specimens of carving; the pictures are not of Child, said to be by Michael Angelo. If it be sur
striking merit. prising to find a work by this great man in Belgium,
Church of St. Basil, or of the Holy Blood, is behold the explanation. The work was painted
situated opposite the Town Hall. A beautiful for Genes, and the vessel in which it was being Gothic façade will attract notice. It is called Le conveyed was taken by a Dutch piráte, who brought petite eglise de Saint Basilt, and tradition says that it to Amsterdam, where a Bruges merchant bought some drops of our Saviour's blood, brought by it and presented it to this church. Horace Walpole Count Thierry, of Alsace, from the Holy Land, offered, in vain, 30,000 florins for it. There are are now deposited in a richly jewelled and enmany other excellent paintings in the church, the
amelled shrine of gilt silver. This is shewn in the principal of which are the Adoration of the Magi,
Upper Chapel, the shrine being exposed on every by Seghers; the Adoration of the Shepherds, by Wednesday to the veneration of the faithful. In De Crayer; an Infant Jesus, by Jacques Van Oost;
this chapel are some beautiful paintings, and a St. Anthony of Padua, an Assumption, and the pulpit, with medallions carved in wood. Fifty Marriage of St. Catherine of Sienné.
cents are charged for admission. The Tombs of Charles the Bold, Duke of Bur
Hospital of St. John, which is close to the church gundy, and of his daughter, Mary, wife of the
of Notre Dame. The period of its foundation is Emperor Maximilian, are to be seen in the south
unknown. It is only known that in 1188 the aisle of the choir. These were the last native

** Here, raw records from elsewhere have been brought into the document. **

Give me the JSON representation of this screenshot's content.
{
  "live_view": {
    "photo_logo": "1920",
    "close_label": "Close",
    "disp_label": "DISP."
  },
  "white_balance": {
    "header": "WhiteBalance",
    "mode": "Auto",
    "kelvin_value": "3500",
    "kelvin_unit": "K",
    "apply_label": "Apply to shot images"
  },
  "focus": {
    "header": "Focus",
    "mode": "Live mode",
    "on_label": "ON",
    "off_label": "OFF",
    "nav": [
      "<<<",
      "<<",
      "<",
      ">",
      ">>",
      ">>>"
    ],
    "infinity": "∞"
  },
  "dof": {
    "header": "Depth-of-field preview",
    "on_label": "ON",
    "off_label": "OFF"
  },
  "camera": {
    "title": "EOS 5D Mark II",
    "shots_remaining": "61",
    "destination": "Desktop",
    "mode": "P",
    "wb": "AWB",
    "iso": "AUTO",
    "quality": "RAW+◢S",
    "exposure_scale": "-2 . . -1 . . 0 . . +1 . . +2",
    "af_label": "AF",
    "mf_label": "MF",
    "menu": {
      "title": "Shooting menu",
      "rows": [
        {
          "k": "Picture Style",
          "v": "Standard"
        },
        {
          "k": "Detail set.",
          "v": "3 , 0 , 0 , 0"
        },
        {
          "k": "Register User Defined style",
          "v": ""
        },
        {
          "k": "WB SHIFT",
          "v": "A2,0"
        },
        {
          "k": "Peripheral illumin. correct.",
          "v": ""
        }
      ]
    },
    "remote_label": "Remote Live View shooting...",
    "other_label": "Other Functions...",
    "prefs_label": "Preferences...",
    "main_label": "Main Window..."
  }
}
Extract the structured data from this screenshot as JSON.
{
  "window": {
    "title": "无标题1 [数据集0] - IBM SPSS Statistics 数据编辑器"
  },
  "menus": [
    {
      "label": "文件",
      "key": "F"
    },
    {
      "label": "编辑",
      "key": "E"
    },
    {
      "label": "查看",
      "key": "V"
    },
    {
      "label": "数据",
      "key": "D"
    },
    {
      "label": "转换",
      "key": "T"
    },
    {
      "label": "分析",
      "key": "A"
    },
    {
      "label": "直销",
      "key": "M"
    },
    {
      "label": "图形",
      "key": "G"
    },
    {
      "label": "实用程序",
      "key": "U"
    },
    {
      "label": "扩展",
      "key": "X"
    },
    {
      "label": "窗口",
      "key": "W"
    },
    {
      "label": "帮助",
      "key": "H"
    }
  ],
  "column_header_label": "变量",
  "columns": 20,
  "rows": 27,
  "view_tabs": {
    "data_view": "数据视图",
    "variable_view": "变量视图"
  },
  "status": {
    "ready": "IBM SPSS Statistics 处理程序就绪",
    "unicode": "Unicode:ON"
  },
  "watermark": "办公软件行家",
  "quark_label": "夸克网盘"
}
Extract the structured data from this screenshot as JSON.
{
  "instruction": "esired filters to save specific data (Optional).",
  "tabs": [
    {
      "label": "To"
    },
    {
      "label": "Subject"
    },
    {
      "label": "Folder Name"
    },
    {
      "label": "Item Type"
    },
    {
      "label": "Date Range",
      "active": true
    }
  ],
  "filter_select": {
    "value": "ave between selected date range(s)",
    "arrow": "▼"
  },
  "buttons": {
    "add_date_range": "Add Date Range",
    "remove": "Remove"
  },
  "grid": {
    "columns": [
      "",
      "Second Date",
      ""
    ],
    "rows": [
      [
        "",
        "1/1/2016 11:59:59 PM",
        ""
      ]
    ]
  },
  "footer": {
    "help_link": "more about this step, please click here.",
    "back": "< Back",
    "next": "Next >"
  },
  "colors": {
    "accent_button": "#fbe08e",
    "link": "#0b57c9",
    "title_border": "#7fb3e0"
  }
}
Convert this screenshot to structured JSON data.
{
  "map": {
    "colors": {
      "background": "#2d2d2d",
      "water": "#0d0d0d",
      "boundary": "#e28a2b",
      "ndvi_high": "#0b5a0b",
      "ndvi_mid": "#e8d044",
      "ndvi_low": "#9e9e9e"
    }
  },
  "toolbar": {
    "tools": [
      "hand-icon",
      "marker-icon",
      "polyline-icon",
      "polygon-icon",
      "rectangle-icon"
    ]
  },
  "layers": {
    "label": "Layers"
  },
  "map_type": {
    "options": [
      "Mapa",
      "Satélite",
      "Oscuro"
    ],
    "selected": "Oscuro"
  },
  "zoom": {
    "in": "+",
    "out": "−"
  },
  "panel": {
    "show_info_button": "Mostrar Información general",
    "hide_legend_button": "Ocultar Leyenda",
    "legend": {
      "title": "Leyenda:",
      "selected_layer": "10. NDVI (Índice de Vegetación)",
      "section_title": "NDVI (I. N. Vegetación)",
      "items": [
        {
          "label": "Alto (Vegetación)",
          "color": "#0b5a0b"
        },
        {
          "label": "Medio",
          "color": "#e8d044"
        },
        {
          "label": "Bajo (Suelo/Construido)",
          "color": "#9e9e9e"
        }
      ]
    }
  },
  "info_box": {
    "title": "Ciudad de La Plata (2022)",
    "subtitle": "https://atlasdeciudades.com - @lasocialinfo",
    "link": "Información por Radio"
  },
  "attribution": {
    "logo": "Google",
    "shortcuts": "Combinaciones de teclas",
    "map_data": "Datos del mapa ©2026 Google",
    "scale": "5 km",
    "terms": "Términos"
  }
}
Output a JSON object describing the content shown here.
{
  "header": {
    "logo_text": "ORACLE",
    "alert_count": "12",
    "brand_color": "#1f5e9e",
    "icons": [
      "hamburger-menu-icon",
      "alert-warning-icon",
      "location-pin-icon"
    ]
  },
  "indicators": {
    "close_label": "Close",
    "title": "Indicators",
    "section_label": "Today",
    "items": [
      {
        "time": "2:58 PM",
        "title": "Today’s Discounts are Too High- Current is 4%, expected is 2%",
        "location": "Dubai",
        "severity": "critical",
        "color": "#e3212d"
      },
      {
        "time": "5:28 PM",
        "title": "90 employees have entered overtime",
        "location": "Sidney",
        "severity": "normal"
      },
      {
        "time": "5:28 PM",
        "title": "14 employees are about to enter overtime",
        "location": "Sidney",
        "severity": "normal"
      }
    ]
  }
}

governor prescribed many rules to the religious sovereigns of the Netherlands. Mary of Burgundy brothers and sisters of the house. It originally died on the 27th of March, 1452; and Charles was only received Magdalenes into it, but now persons killed at the battle of Nancy, in 1477. The monu- of every description are received and attended by ment of the Duchess was erected in 1495. In 1558 the sisters. This institution is celebrated for Philip II. paid Master Iongehlinck the sum of possessing several beautiful pictures, painted by 14,000 forins for the execution of one similar to Hans Hemling, so remarkable for purity of colourthat of the Duchess, for his grandfather, Charles | ing and brightness of tone, that the most indifferent the Bold. The effigies of both are made of copper, spectator will find himself an admirer of their richly gilt, and repose at full length on slabs of prominent beauties. In the chapter house are black marble. Beneath and around the slabs are hung the portraits of some of the directors and coats of arms richly enamelled. They have lately superiors of the establishment, the celebrated þeen re-gilt and cleaned. They are shewn to the paintings, the pride of the city and admiration of public only on days of great solemnity, but stran- travellers—by Hans Hemling, presented by him to gers can easily obtain access to see them on other the hospital, as a márk of his gratitude for the occasions,
kindness with which he was treated when a patient